Secretary of State Alex Padilla on November 5 projected 414,523 valid voter signatures were submitted, more than the 365,880 signatures needed to qualify for the ballot. Barring some surprise, the initiative will be on the November 2016 ballot.

Coupled with strong support from Republicans that have staunchly opposed the industry for decades, Cal/OSHA is advancing its own regulatory ruling that would mirror the language in the initiative and the State Legislature is now set to conduct hearings that could lead to passing a law before the election.

The porn industry representatives have branded the condom movement as a “cultural, human rights, ethical, and public health disaster,” according to X-rated film star Conner Habib, who claims to have appeared in 200 gay porn scenes in the last seven years.

He told Slate that the industry is safe because in the “straight side of the industry, the standard is regularly scheduled, studio-mandated HIV testing; condoms are sometimes, but rarely, used in conjunction.” In the gay/queer industry, “the operating procedure general standard is condoms, but no testing in order to avoid the invasions of medical privacy testing would bring.”

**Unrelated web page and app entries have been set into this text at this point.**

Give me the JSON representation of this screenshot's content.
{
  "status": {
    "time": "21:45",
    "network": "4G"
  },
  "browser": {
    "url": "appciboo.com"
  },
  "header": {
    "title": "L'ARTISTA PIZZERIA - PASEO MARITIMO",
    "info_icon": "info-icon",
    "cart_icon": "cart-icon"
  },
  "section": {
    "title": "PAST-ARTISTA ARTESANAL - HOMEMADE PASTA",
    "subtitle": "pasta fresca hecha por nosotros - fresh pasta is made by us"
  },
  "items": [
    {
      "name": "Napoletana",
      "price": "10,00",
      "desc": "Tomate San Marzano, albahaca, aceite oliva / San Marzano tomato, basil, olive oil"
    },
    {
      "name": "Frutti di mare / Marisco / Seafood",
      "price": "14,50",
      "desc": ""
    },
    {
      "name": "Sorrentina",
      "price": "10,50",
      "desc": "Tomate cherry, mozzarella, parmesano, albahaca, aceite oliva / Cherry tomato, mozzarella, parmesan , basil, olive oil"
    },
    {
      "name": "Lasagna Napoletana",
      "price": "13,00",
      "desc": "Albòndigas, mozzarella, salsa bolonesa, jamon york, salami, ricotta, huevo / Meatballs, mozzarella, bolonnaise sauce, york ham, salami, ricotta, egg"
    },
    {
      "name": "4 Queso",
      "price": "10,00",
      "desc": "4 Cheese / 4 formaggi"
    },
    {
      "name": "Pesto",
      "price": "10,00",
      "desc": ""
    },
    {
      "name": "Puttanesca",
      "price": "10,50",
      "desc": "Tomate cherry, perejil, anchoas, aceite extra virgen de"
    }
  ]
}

But according to Cameron Adams, a former adult film performer who became infected in August 2013 while working in the industry and now is a leader of the AHF movement, “Porn producers tell the media that performers have a choice when it comes to condoms. What they don’t tell you is that if a performer wants a condom, they’re paid less. Sometimes, producers will fire you for asking. We’re replaceable.”

Adams said that while working in the industry for only a few months, she was required to pay $300 a month “out of my own pocket” to test for STDs. “They told me testing would keep me safe,” but she still got HIV.

If either the state initiative, legislative bill or OSHA regulatory requirements are passed, there is huge confidence that the courts will not oppose the move. Last December, the Ninth Circuit ruled that a Los Angeles ordinance requiring adult film actors to wear condoms during filming does not violate the First Amendment.

The court acknowledged that filming sex qualifies as constitutionally protected expression, the judges unanimously decided that the condom mandate imposed “only a de minimis effect on expression” and could be justified on health and safety grounds. The federal Appellate Court relied on the two relevant Supreme Court precedents of Erie v. Pap’s A.M. and Los Angeles v. Alameda Books in dismissing the free speech arguments of pornographers.

Although there are no statistics available, it is believed that the porn industry is already starting to migrate out of California to Nevada. Although filming porn in the “Silver State” is still technically illegal, the law is not being enforced.

P.S. DO YOU WANT MORE ARTICLES
LIKE THIS ONE DELIVERED RIGHT TO YOUR INBOX?
SIGN UP FOR THE DAILY BREITBART NEWSLETTER.


Comment count on this article reflects comments made on Breitbart.com and Facebook. Visit Breitbart's Facebook Page.

SIGN UP FOR THE OFFICIAL
BREITBART EMAIL NEWSLETTER

GET TODAY'S TOP NEWS DELIVERED RIGHT TO YOUR INBOX

I don't want to get today's top news.

x